On 1 April 2012, under the Localism Act 2011, the Planning Inspectorate became the government agency responsible for operating the planning process for Nationally Significant Infrastructure Projects (NSIPs).
NSIPs are major infrastructure projects such as new harbours, roads, power generating stations (including offshore wind farms) and electricity transmission lines, which require a type of consent known as ‘development consent’ under procedures governed by the Planning Act 2008 (PA2008). Development consent, where granted, is made in the form of a Development Consent Order (DCO).
The PA2008 sets out thresholds above which certain types of major infrastructure projects are considered to be nationally significant and require development consent.
In England, the Planning Inspectorate examines applications for development consent from the energy; transport; waste; waste water; water; and business and commercial sectors. In Wales, it examines applications for energy and harbour development, subject to detailed provisions in the PA2008. Other matters are for Welsh Ministers.
Anybody wishing to construct an NSIP must first apply for consent to do so. For such a project, the Planning Inspectorate examines the application and will make a recommendation to the relevant Secretary of State, who will make the decision on whether to grant or to refuse development consent.
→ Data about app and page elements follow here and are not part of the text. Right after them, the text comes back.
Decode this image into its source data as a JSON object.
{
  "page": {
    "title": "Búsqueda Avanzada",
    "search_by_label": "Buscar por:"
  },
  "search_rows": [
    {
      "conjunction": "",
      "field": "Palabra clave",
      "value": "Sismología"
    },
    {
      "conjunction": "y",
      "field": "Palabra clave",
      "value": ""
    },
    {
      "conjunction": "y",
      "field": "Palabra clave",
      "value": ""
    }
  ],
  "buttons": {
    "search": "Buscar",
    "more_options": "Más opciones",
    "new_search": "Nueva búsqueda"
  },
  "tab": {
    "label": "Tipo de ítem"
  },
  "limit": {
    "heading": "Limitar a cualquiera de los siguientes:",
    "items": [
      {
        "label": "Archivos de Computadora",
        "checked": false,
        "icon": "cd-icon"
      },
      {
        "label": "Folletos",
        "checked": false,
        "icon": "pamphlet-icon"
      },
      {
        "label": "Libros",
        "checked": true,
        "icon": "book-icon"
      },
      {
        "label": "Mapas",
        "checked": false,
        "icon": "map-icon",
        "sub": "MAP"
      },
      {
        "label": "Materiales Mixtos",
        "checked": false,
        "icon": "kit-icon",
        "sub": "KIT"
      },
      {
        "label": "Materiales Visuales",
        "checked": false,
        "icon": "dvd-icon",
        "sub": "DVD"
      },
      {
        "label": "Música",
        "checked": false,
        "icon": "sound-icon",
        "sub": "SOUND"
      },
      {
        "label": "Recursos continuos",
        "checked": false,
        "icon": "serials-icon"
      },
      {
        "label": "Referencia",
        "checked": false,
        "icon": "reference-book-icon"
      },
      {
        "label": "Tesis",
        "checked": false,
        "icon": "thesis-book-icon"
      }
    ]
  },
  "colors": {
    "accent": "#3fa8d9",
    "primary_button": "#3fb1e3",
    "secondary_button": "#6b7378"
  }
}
The relevant Secretary of State is the minister with responsibility for the area of government business that an application relates to. For example, the Secretary of State for Transport takes the decisions on applications for highway NSIPs.